The liver suffers secretly. Affected people maybe have a mild feeling of pressure in the right upper abdomen, rarely pain. The fats, however, settle in and between the liver cells, enclose the organ and more and more impede the functions. Exceeding blood sugar levels increase the risk of diabetes mellitus.
If the liver does not succeed any more in breaking down and processing excess blood sugar, blood fat and also medicaments and alcohol, a backlog is the consequence. The substances accumulate and cause inflammations and hepatitis. A fatty liver can recover by a change of the way of living, but normally not hepatitis. In the long run, liver cirrhosis can be the consequence, which means that damaged liver cells are replaced by useless connective tissue cells.
Alcohol is one reason. If the enzymes, which normally disintegrate the cytotoxin completely, are affected by too much alcohol or the unbalanced metabolism of the fatty liver, fatty acids accumulate as intermediate product, filling up the liver's fat depots.
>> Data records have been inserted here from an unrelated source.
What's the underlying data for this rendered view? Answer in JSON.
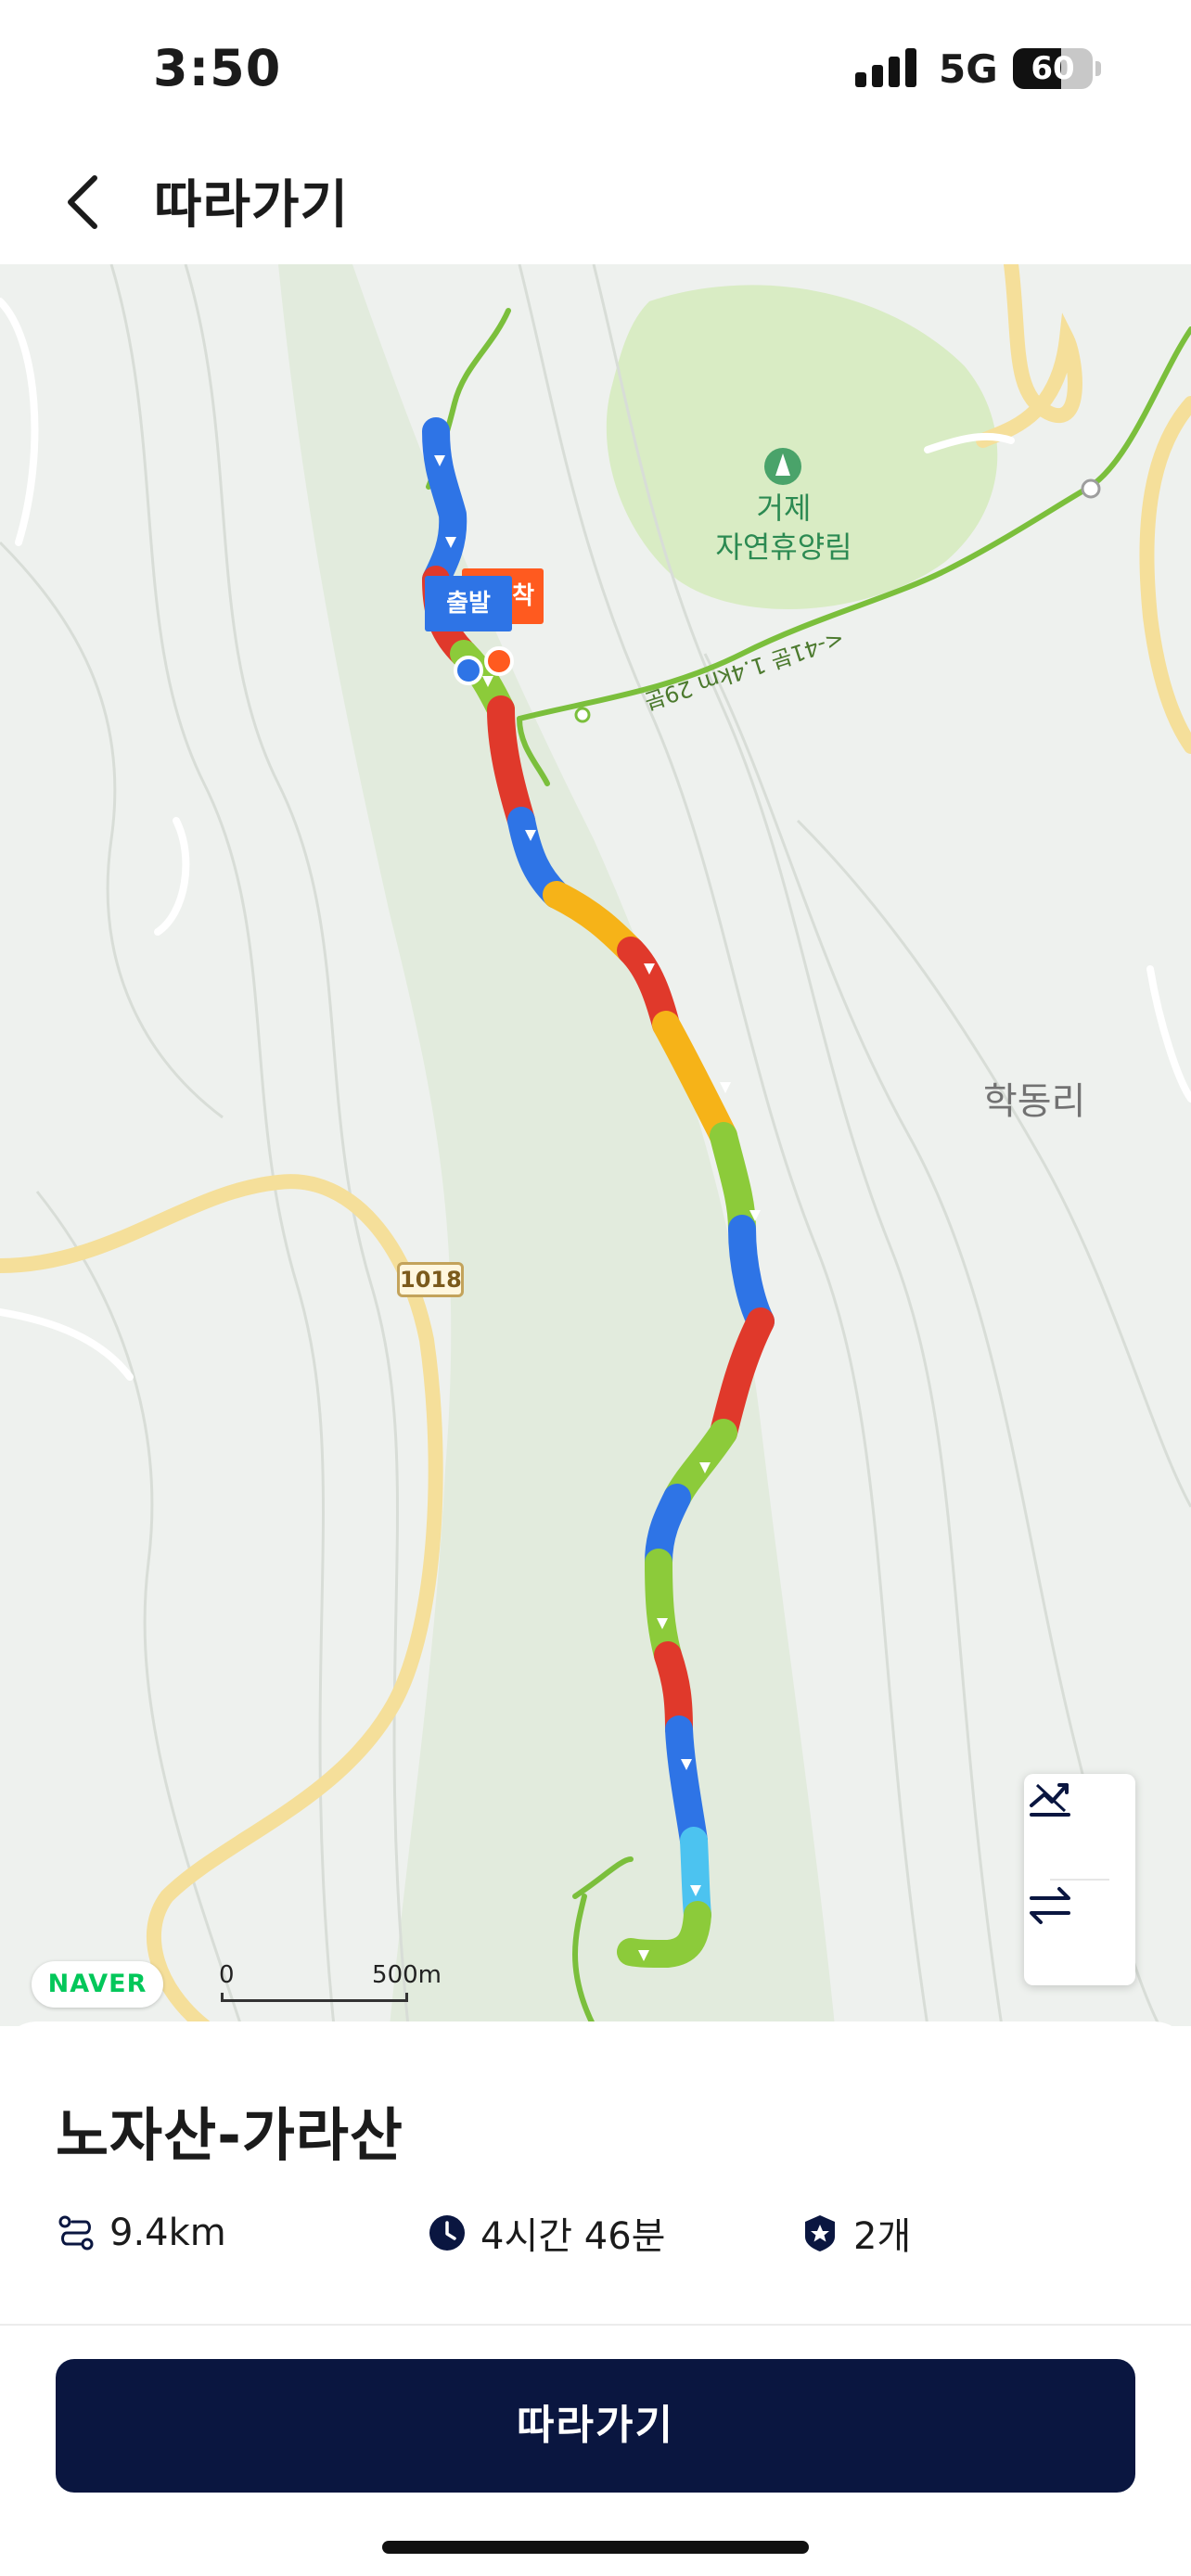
{
  "status_bar": {
    "time": "3:50",
    "network": "5G",
    "battery": "60",
    "battery_level": 0.6
  },
  "header": {
    "title": "따라가기",
    "back_icon": "chevron-left-icon"
  },
  "map": {
    "forest_label": "거제\n자연휴양림",
    "village_label": "학동리",
    "trail_label": "<-41분 1.4km 29분",
    "road_number": "1018",
    "start_label": "출발",
    "end_label": "도착",
    "logo": "NAVER",
    "scale_zero": "0",
    "scale_distance": "500m",
    "controls": [
      {
        "icon": "elevation-profile-icon"
      },
      {
        "icon": "reverse-direction-icon"
      }
    ]
  },
  "route": {
    "title": "노자산-가라산",
    "distance": "9.4km",
    "duration": "4시간 46분",
    "badge_count": "2개",
    "distance_icon": "route-distance-icon",
    "duration_icon": "clock-icon",
    "badge_icon": "badge-star-icon"
  },
  "actions": {
    "follow_label": "따라가기"
  },
  "colors": {
    "primary": "#0a1640",
    "start": "#2e74e6",
    "end": "#ff5a1f",
    "naver": "#03c75a",
    "track_palette": [
      "#2e74e6",
      "#4cc3f0",
      "#8ccb3a",
      "#f6b318",
      "#e0392b"
    ]
  }
}
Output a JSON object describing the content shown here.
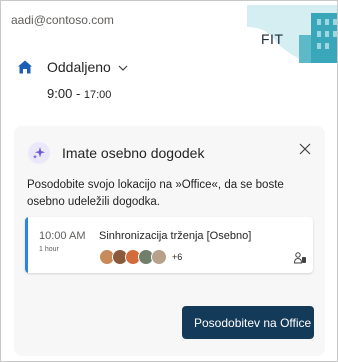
{
  "account": {
    "email": "aadi@contoso.com"
  },
  "badge": {
    "label": "FIT"
  },
  "status": {
    "label": "Oddaljeno",
    "icon": "home-icon"
  },
  "hours": {
    "start": "9:00",
    "end": "17:00"
  },
  "card": {
    "title": "Imate osebno dogodek",
    "message": "Posodobite svojo lokacijo na »Office«, da se boste osebno udeležili dogodka.",
    "event": {
      "time": "10:00 AM",
      "duration": "1 hour",
      "title": "Sinhronizacija trženja [Osebno]",
      "more_attendees": "+6",
      "accent": "#2b88d8"
    },
    "action_label": "Posodobitev na Office"
  },
  "colors": {
    "accent": "#1a5fb4",
    "button": "#143a5a",
    "card_bg": "#f7f7f7"
  }
}
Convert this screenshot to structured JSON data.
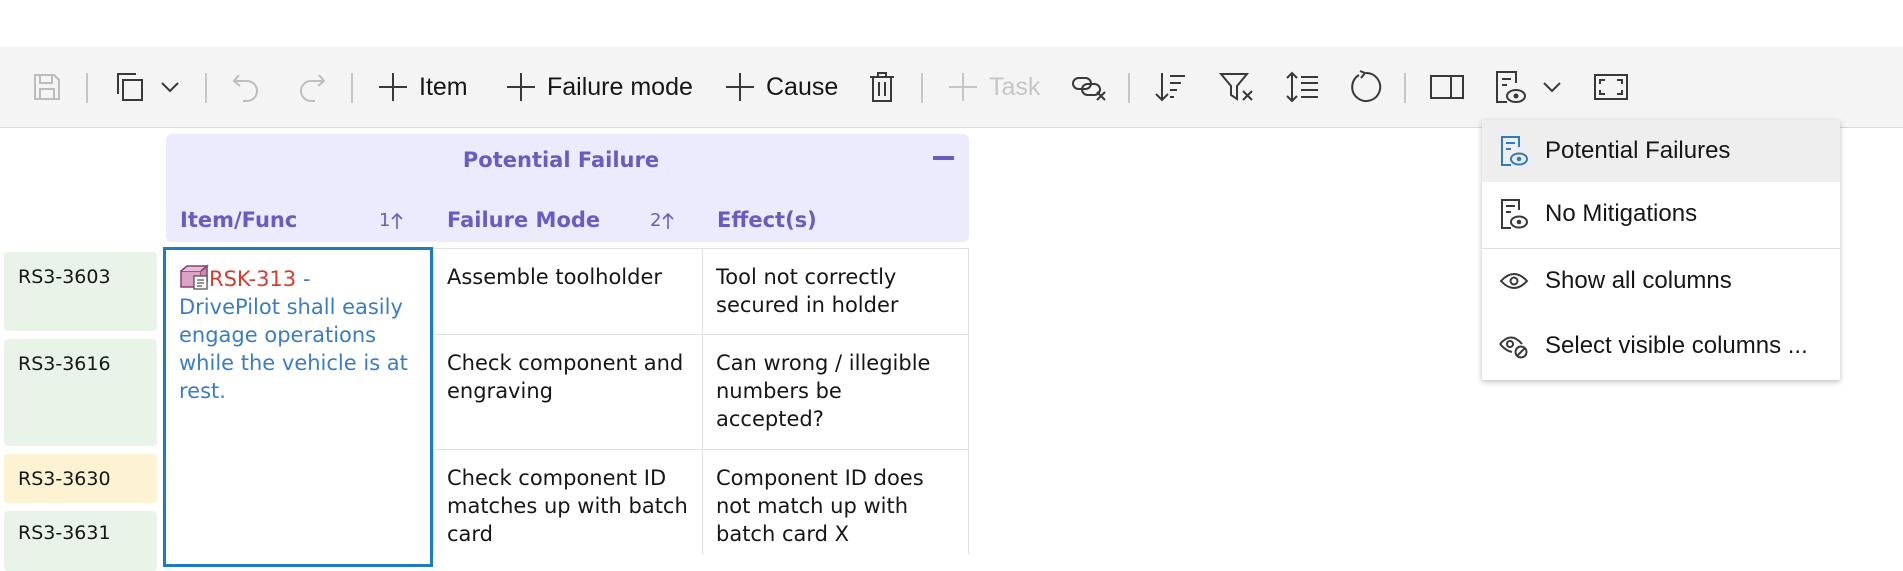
{
  "toolbar": {
    "item_label": "Item",
    "failure_mode_label": "Failure mode",
    "cause_label": "Cause",
    "task_label": "Task",
    "icons": [
      "save-icon",
      "copy-icon",
      "chevron-down-icon",
      "undo-icon",
      "redo-icon",
      "add-icon",
      "add-icon",
      "add-icon",
      "delete-icon",
      "add-icon",
      "unlink-icon",
      "sort-icon",
      "filter-clear-icon",
      "row-height-icon",
      "refresh-icon",
      "split-view-icon",
      "view-filter-icon",
      "chevron-down-icon",
      "fullscreen-icon"
    ]
  },
  "row_ids": [
    {
      "id": "RS3-3603",
      "status": "green"
    },
    {
      "id": "RS3-3616",
      "status": "green"
    },
    {
      "id": "RS3-3630",
      "status": "yellow"
    },
    {
      "id": "RS3-3631",
      "status": "green"
    }
  ],
  "header": {
    "group_title": "Potential Failure",
    "columns": [
      {
        "label": "Item/Func",
        "sort": "1"
      },
      {
        "label": "Failure Mode",
        "sort": "2"
      },
      {
        "label": "Effect(s)",
        "sort": ""
      }
    ]
  },
  "item": {
    "risk_id": "RSK-313",
    "separator": " -",
    "text_lines": [
      "DrivePilot shall easily",
      "engage operations",
      "while the vehicle is at",
      "rest."
    ]
  },
  "rows": [
    {
      "failure_mode": [
        "Assemble toolholder"
      ],
      "effect": [
        "Tool not correctly",
        "secured in holder"
      ]
    },
    {
      "failure_mode": [
        "Check component and",
        "engraving"
      ],
      "effect": [
        "Can wrong  / illegible",
        "numbers be",
        "accepted?"
      ]
    },
    {
      "failure_mode": [
        "Check component ID",
        "matches up with batch",
        "card"
      ],
      "effect": [
        "Component ID does",
        "not match up with",
        "batch card X"
      ]
    }
  ],
  "menu": {
    "items": [
      {
        "label": "Potential Failures",
        "icon": "view-filter-icon",
        "selected": true
      },
      {
        "label": "No Mitigations",
        "icon": "view-filter-icon",
        "selected": false
      },
      {
        "label": "Show all columns",
        "icon": "eye-icon",
        "selected": false
      },
      {
        "label": "Select visible columns ...",
        "icon": "view-settings-icon",
        "selected": false
      }
    ]
  },
  "colors": {
    "accent": "#6a5bc2",
    "header_bg": "#ecebfd",
    "link": "#3b7dc4",
    "risk": "#da3b2f",
    "selection_border": "#1f7ac4",
    "status_green": "#e9f4e8",
    "status_yellow": "#fdf2d2"
  }
}
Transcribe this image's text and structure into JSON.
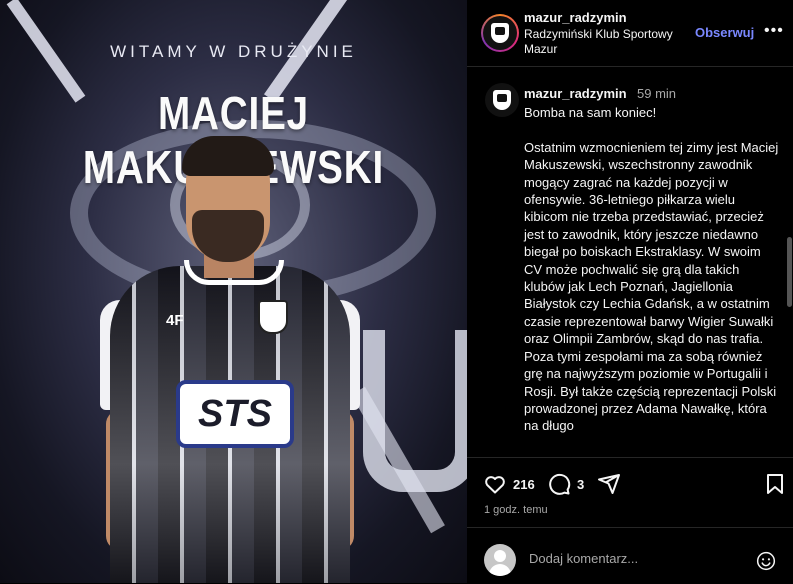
{
  "post": {
    "banner_text": "WITAMY W DRUŻYNIE",
    "player_name": "MACIEJ MAKUSZEWSKI",
    "kit_brand": "4F",
    "sponsor": "STS"
  },
  "header": {
    "username": "mazur_radzymin",
    "subtitle": "Radzymiński Klub Sportowy Mazur",
    "follow_label": "Obserwuj",
    "more_label": "•••"
  },
  "caption": {
    "username": "mazur_radzymin",
    "time": "59 min",
    "text": "Bomba na sam koniec!\n\nOstatnim wzmocnieniem tej zimy jest Maciej Makuszewski, wszechstronny zawodnik mogący zagrać na każdej pozycji w ofensywie. 36-letniego piłkarza wielu kibicom nie trzeba przedstawiać, przecież jest to zawodnik, który jeszcze niedawno biegał po boiskach Ekstraklasy. W swoim CV może pochwalić się grą dla takich klubów jak Lech Poznań, Jagiellonia Białystok czy Lechia Gdańsk, a w ostatnim czasie reprezentował barwy Wigier Suwałki oraz Olimpii Zambrów, skąd do nas trafia. Poza tymi zespołami ma za sobą również grę na najwyższym poziomie w Portugalii i Rosji. Był także częścią reprezentacji Polski prowadzonej przez Adama Nawałkę, która na długo"
  },
  "actions": {
    "likes": "216",
    "comments": "3",
    "timestamp": "1 godz. temu"
  },
  "comment_box": {
    "placeholder": "Dodaj komentarz..."
  },
  "colors": {
    "accent": "#7a88ff",
    "muted": "#a8a8a8",
    "divider": "#262626"
  }
}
Too much alcohol has then an accelerant effect. Men should not drink more than 400 ml wine or 800 ml beer daily, women only half of it. The best thing is not to drink alcohol at all, or only at special occasions, so that the liver can recover sufficiently in between.
Support the liver with these three tips: